Mr Mattew Nyaaba, a tutor at the Gambaga College of Education has bemoaned on Governments initiative in the
adoption of full virtual education in colleges.
According to him, Ghana can’t implement a full Virtual Education in this time of CONVID’19 but we can adapt a partial virtual education.
Speaking in an exclusive conversation this is what he has to say…
“I appreciate the President and his leaders for their effort for such a bold initiative I know is a bold initiative
taken by the Principals and I know they are equally aware of the challenges to that effect.
However, I don’t see it to be feasible and hence will not be effective”, he added.
Ghana can’t implement a full Virtual Education in this time of CONVID’19 but we can adapt a partial virtual education.
“We have already started this virtual education and I can confidently say, it averagely exposes students to or covers less than 40% of the learning experiences, what happens to the 60%?

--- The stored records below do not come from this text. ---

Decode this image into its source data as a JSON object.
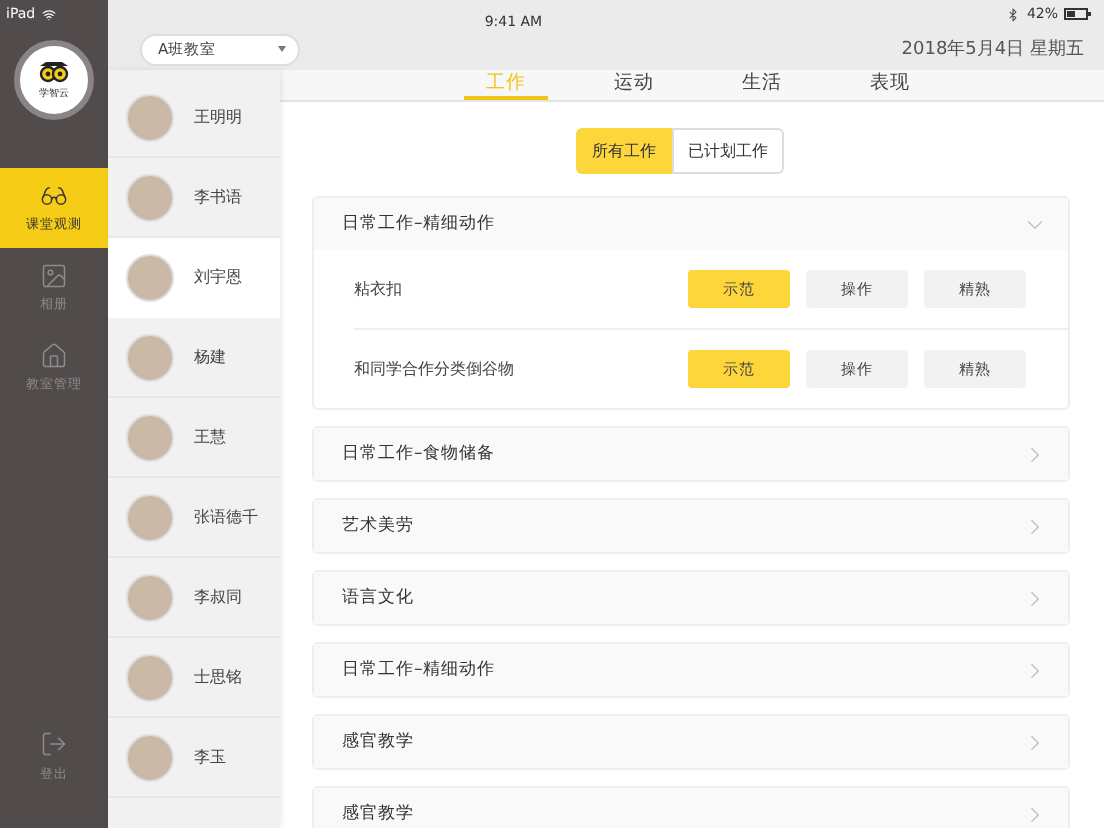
{
  "status_bar": {
    "device": "iPad",
    "time": "9:41 AM",
    "battery": "42%"
  },
  "nav": {
    "logo_text": "学智云",
    "items": [
      {
        "label": "课堂观测",
        "selected": true
      },
      {
        "label": "相册",
        "selected": false
      },
      {
        "label": "教室管理",
        "selected": false
      }
    ],
    "logout": "登出"
  },
  "header": {
    "classroom": "A班教室",
    "date": "2018年5月4日 星期五"
  },
  "students": [
    {
      "name": "王明明",
      "selected": false
    },
    {
      "name": "李书语",
      "selected": false
    },
    {
      "name": "刘宇恩",
      "selected": true
    },
    {
      "name": "杨建",
      "selected": false
    },
    {
      "name": "王慧",
      "selected": false
    },
    {
      "name": "张语德千",
      "selected": false
    },
    {
      "name": "李叔同",
      "selected": false
    },
    {
      "name": "士思铭",
      "selected": false
    },
    {
      "name": "李玉",
      "selected": false
    }
  ],
  "tabs": [
    {
      "label": "工作",
      "selected": true
    },
    {
      "label": "运动",
      "selected": false
    },
    {
      "label": "生活",
      "selected": false
    },
    {
      "label": "表现",
      "selected": false
    }
  ],
  "filter": [
    {
      "label": "所有工作",
      "selected": true
    },
    {
      "label": "已计划工作",
      "selected": false
    }
  ],
  "sections": [
    {
      "title": "日常工作–精细动作",
      "expanded": true,
      "items": [
        {
          "name": "粘衣扣",
          "levels": [
            {
              "label": "示范",
              "selected": true
            },
            {
              "label": "操作",
              "selected": false
            },
            {
              "label": "精熟",
              "selected": false
            }
          ]
        },
        {
          "name": "和同学合作分类倒谷物",
          "levels": [
            {
              "label": "示范",
              "selected": true
            },
            {
              "label": "操作",
              "selected": false
            },
            {
              "label": "精熟",
              "selected": false
            }
          ]
        }
      ]
    },
    {
      "title": "日常工作–食物储备",
      "expanded": false
    },
    {
      "title": "艺术美劳",
      "expanded": false
    },
    {
      "title": "语言文化",
      "expanded": false
    },
    {
      "title": "日常工作–精细动作",
      "expanded": false
    },
    {
      "title": "感官教学",
      "expanded": false
    },
    {
      "title": "感官教学",
      "expanded": false
    }
  ]
}
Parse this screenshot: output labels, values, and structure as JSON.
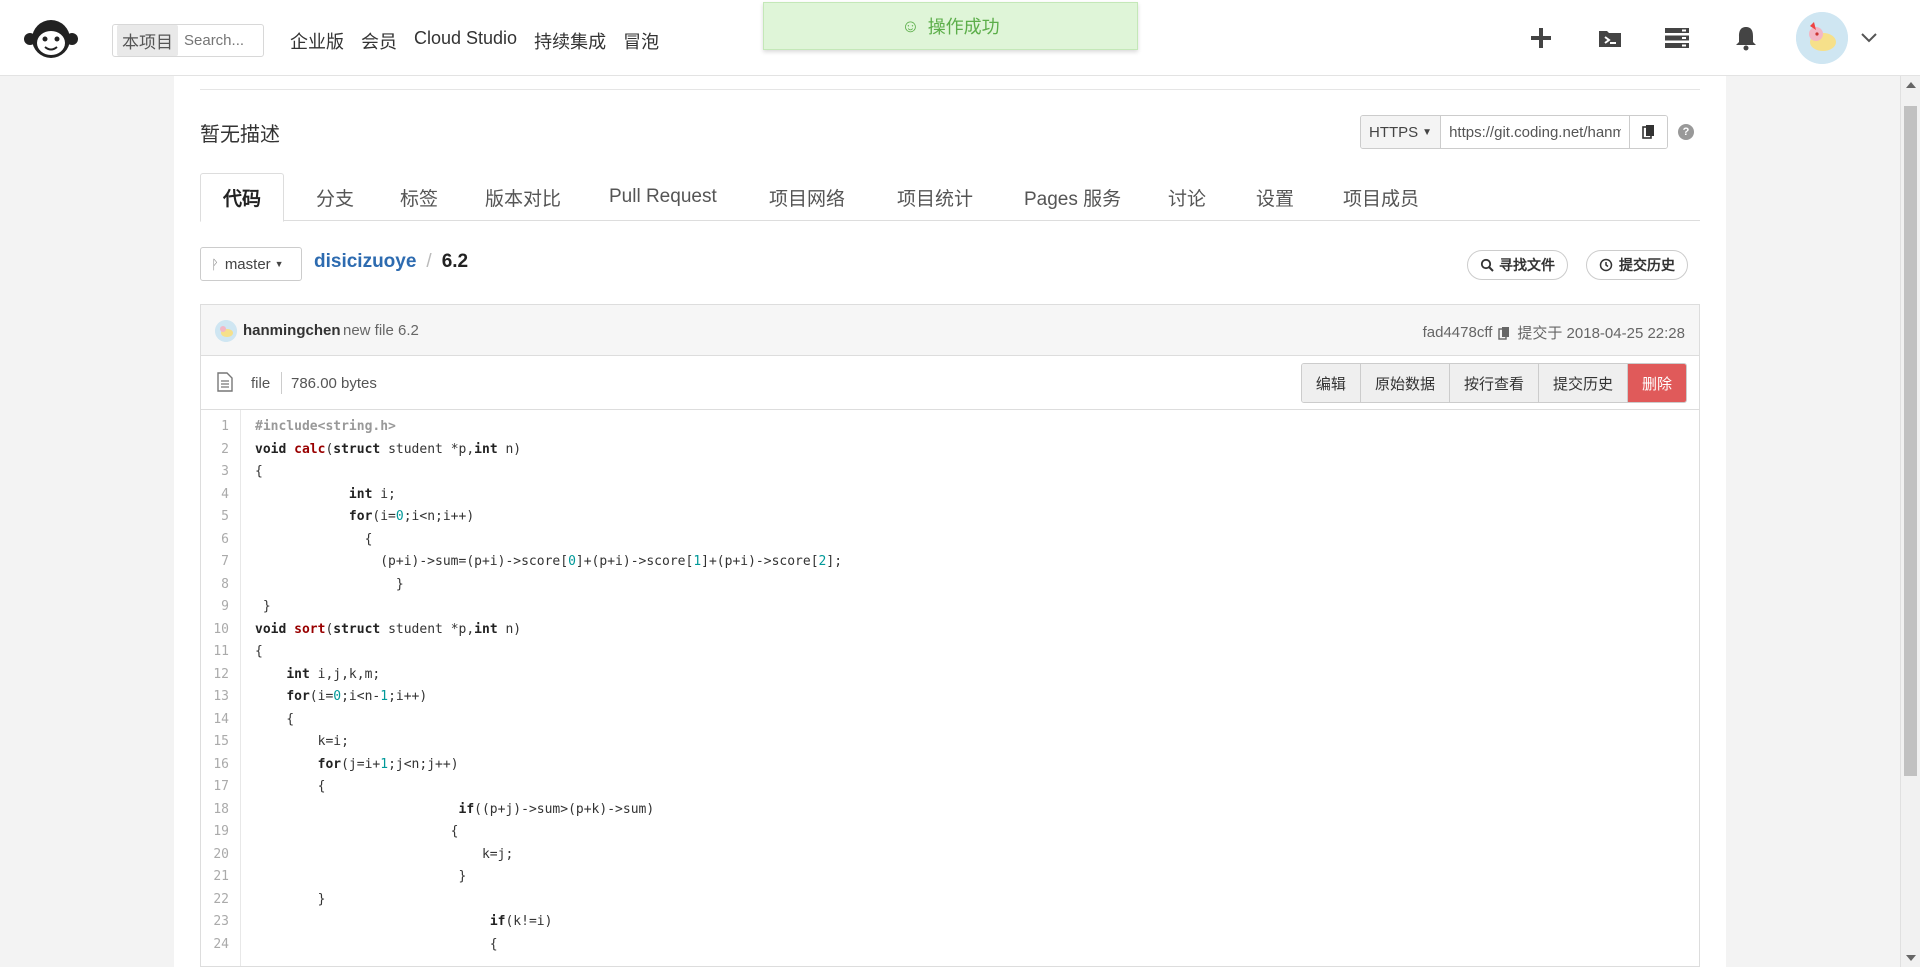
{
  "nav": {
    "scope_chip": "本项目",
    "search_placeholder": "Search...",
    "links": [
      "企业版",
      "会员",
      "Cloud Studio",
      "持续集成",
      "冒泡"
    ]
  },
  "toast": {
    "message": "操作成功"
  },
  "repo": {
    "description": "暂无描述",
    "clone_protocol": "HTTPS",
    "clone_url": "https://git.coding.net/hanmingchen/disicizuoye.git"
  },
  "tabs": [
    "代码",
    "分支",
    "标签",
    "版本对比",
    "Pull Request",
    "项目网络",
    "项目统计",
    "Pages 服务",
    "讨论",
    "设置",
    "项目成员"
  ],
  "branch": "master",
  "breadcrumb": {
    "repo": "disicizuoye",
    "separator": "/",
    "file": "6.2"
  },
  "actions": {
    "find_file": "寻找文件",
    "history": "提交历史"
  },
  "commit": {
    "user": "hanmingchen",
    "message": "new file 6.2",
    "hash": "fad4478cff",
    "time": "提交于 2018-04-25 22:28"
  },
  "file": {
    "type": "file",
    "size": "786.00 bytes",
    "buttons": [
      "编辑",
      "原始数据",
      "按行查看",
      "提交历史",
      "删除"
    ]
  },
  "code_lines": [
    "#include<string.h>",
    "void calc(struct student *p,int n)",
    "{",
    "            int i;",
    "            for(i=0;i<n;i++)",
    "              {",
    "                (p+i)->sum=(p+i)->score[0]+(p+i)->score[1]+(p+i)->score[2];",
    "                  }",
    " }",
    "void sort(struct student *p,int n)",
    "{",
    "    int i,j,k,m;",
    "    for(i=0;i<n-1;i++)",
    "    {",
    "        k=i;",
    "        for(j=i+1;j<n;j++)",
    "        {",
    "                          if((p+j)->sum>(p+k)->sum)",
    "                         {",
    "                             k=j;",
    "                          }",
    "        }",
    "                              if(k!=i)",
    "                              {"
  ],
  "colors": {
    "accent_link": "#2d6bb0",
    "danger": "#e05a5a",
    "toast_bg": "#dff5d8",
    "toast_text": "#5cae4a"
  },
  "icons": [
    "monkey-logo-icon",
    "plus-icon",
    "folder-terminal-icon",
    "server-icon",
    "bell-icon",
    "avatar",
    "chevron-down-icon",
    "copy-icon",
    "help-icon",
    "branch-icon",
    "search-icon",
    "history-icon",
    "file-icon"
  ]
}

When we talk of Virtual Education is a teaching and learning process based on the principles of active pedagogy (that’s the student must take the responsibility of frequent and effective participation), with the characteristics of distance education (during all classes, or most of them, the students and the teacher will not meet personally, although this could happen in a virtual space).
For example, both tutors and students can chat with each other in real-time using internet services, but also by e-mail or participate in e-groups such as WhatsApp, Google Classroom that don’t require that both are on-line at the same time.
However, the problem at hand is due to the common challenges that we are all aware of ranging from poor network, lack of technological devices, home distractions, time inconsistency, etc.
Unlike other developed countries, E-learning in Ghana is still at its infancy stage and we have a long way to go.
And I still repeat; We have already started this virtual education and I can confidently say, it averagely exposes students to or covers less than 40% of the learning experiences, what happens to the 60%?, even with that we can averagely get less than 30% of the students participating, what happens to the 70% of students?
My strongest recommendation is that we should manage to get the students back on campus and perhaps lock the schools down and ensure that there is supervision on students and their studies to Safeguide their safety”.
How can it be detected if a student is infected or not?
“I will suggest for a mass testing for all students upon their arrival in the schools.
I don’t know much about the health sector and the possibility of a timely mass testing of all colleges of education students but I think it is possible.
Since we were able to do it during the period of mandatory quarantine for travellers who arrived 21-22 March 2020 as per the President’s directive, we can equally do it with the students.
The mass testing can be done upon students arrival on campus and periodically till the total end of this pandemic whiles they are engaged in their studies.
The government can employ equal strategy by acquiring more testing kits and employing more hands for this exercise too”.
Talking on the Number of students per room/Hostels.
“It is manageable, once they are tested negative, they can stay together and be ensuring the preventive measures (sanitizing, hand washing, etc).
Instead of the stay home stay safe agenda, it could be Stay in school stay safe agenda.
The success of ‘stay in school stay safe agenda’ may compel other countries with similar situations to learn from us.
We can regulate students number during dining and other gatherings. This I think would even be easier since they are students and understand the implications”.
Mr. Nyaaba finally opined that it would be better we patiently wait and totally battle off the CONVID ’19 pandemic before resuming academic activities.